Culture Online


Who is the Devil?

There's about 8 billion humans on planet Earth. No matter how cruel any of them is, none of them is Devil-level-evil. 

illustration showing The Tempter (or devil)

12 September 2023

Given this fact, why are we even asking “Who is the Devil?” Presumably, it's for religious reasons. So it’s interesting to ask this question of academics at UCL, given that this was the first university in the UK established on a secular basis, and famously described as “that Godless institution in Gower Street”. We don't have a department of theology here, and never have. You’ll have to take your answer from a philosopher (and indeed a “freethinking philosopher”, to use a phrase from around the time UCL was founded). 

Several religions mention the Devil, or devils, or something similar. Since there isn’t space to survey all the religious answers here, I’ll focus my answer on some very broadly Christian views. 

That’s partly for personal reasons. As a child, I was terrified of the Devil. I thought he’d tempt me to do bad things; that I wouldn’t be able to resist; that I’d end up joining the side of darkness; that I’d be punished for all eternity. All scary stuff, for a child. Maybe, in writing this, I can give some answers to my past self.

I just mentioned a few characteristics associated with the Devil (the supreme tempter, punished for all tempter). If we’re going to ask about the Devil, we’ll need to pick out some of those characteristics specifically. So let’s start by considering: 

— Is there a Devil, who will be punished for all eternity? —

This needs to be nipped in the bud. According to Thomas Aquinas, Heaven wouldn’t really be paradise, unless the blessed (in Heaven) see the eternal torments of the damned [Summa Theologiae, Question 94]. But I really wouldn’t take Aquinas’s word on this. 

We’re meant to have been told that “God is love” (1 John 4:8). Does it sound like love, to sentence someone to an eternity of torment? Or to insist (as Aquinas did) that perfect bliss requires looking—with pitiless, clear eyes—upon this absolute suffering? No: neither like love; nor like bliss.

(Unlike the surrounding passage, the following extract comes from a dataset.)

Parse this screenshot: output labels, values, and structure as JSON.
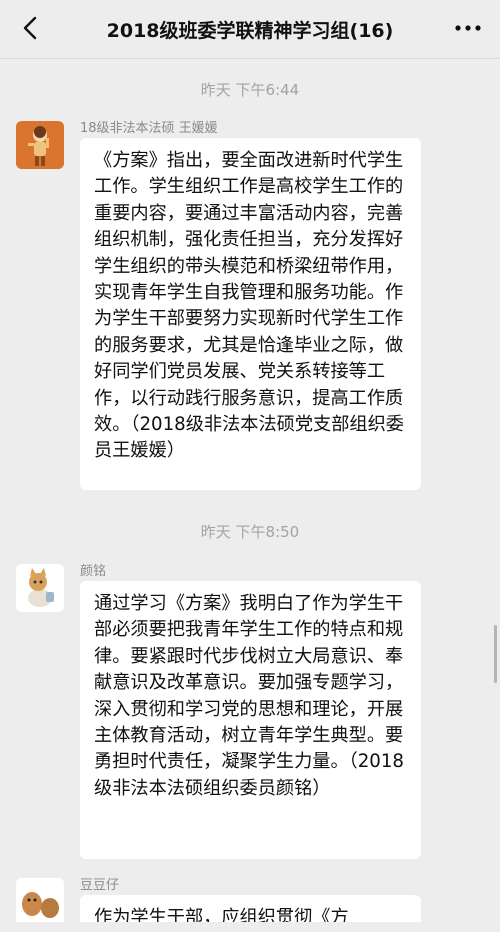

Well, perhaps the “God is love” part is wrong? But then, why worship God? Fear of punishment is no reason to worship; at best, it’s a reason to cower, and to pretend to worship. If God is really to be worthy of worship, we need to stick with “God is love”. And that means rejecting the whole idea of eternal punishment.

Ok, so let’s get back to the Devil. Even if he isn’t going to be punished for all eternity for his crimes:

— Is there a Devil, whose lies are the source of our temptation? —

I doubt it. Bluntly: what's the point of positing such a Devil? Humans don’t need to be led astray by some supernatural person. As soon as we are capable of thinking about how our actions will affect others and ourselves, we are perfectly capable of leading ourselves astray.

(In the TV show Lucifer, the main character, Lucifer Morningstar, is frequently frustrated by how often humans blame him for leading them astray. I sympathise. But while we’re on the topic of guidance, I’d add that we also don’t need to be led to righteousness by some supernatural person. Once we can weigh up our actions, we're capable of steering ourselves aright.)

Well, let’s try another question. There’s a theological view, that all good is done in God’s name (whether God is invoked explicitly or not). There’s a flip-side of that view, that all evil is done in the Devil’s name. So we might ask:

— Is there a Devil, in whose name all evil is done? —

My answer here is a bit like my answer to the previous question: I don’t see the point of positing such a Devil. 

But in fact, I want to say more than this. It’s not just that it’s pointless to posit such a Devil; it’s a deep (ethical) mistake, to think that our actions have to “go on a detour”, via God or the Devil, in order for them to count as good or bad. They are good or bad, just because of their effects on us, here, on Earth. The existence (and strength) of our ethical bonds does not depend upon anything other than us; for we are valuable in ourselves and are immediately related to each other.

This, indeed, is part of what it would be, for humans to be made in “God’s image”. So I don’t think this last claim is much affected by whether you believe in God or not. I think atheists, monotheists, henotheists, polytheists, etc, should all agree on this point. As William James put it, in “The Moral Philosopher and the Moral Life": 

Whether a God exist, or whether no God exist, in yon blue heaven above us bent, we form at any rate an ethical republic here below. And the first reflection which this leads to is that ethics have as genuine and real a foothold in a universe where the highest consciousness is human as in a universe where there is a God as well. 

But now I’m out of questions to ask. I’ve found no role for a devil to play. So I have to say: No one is the Devil.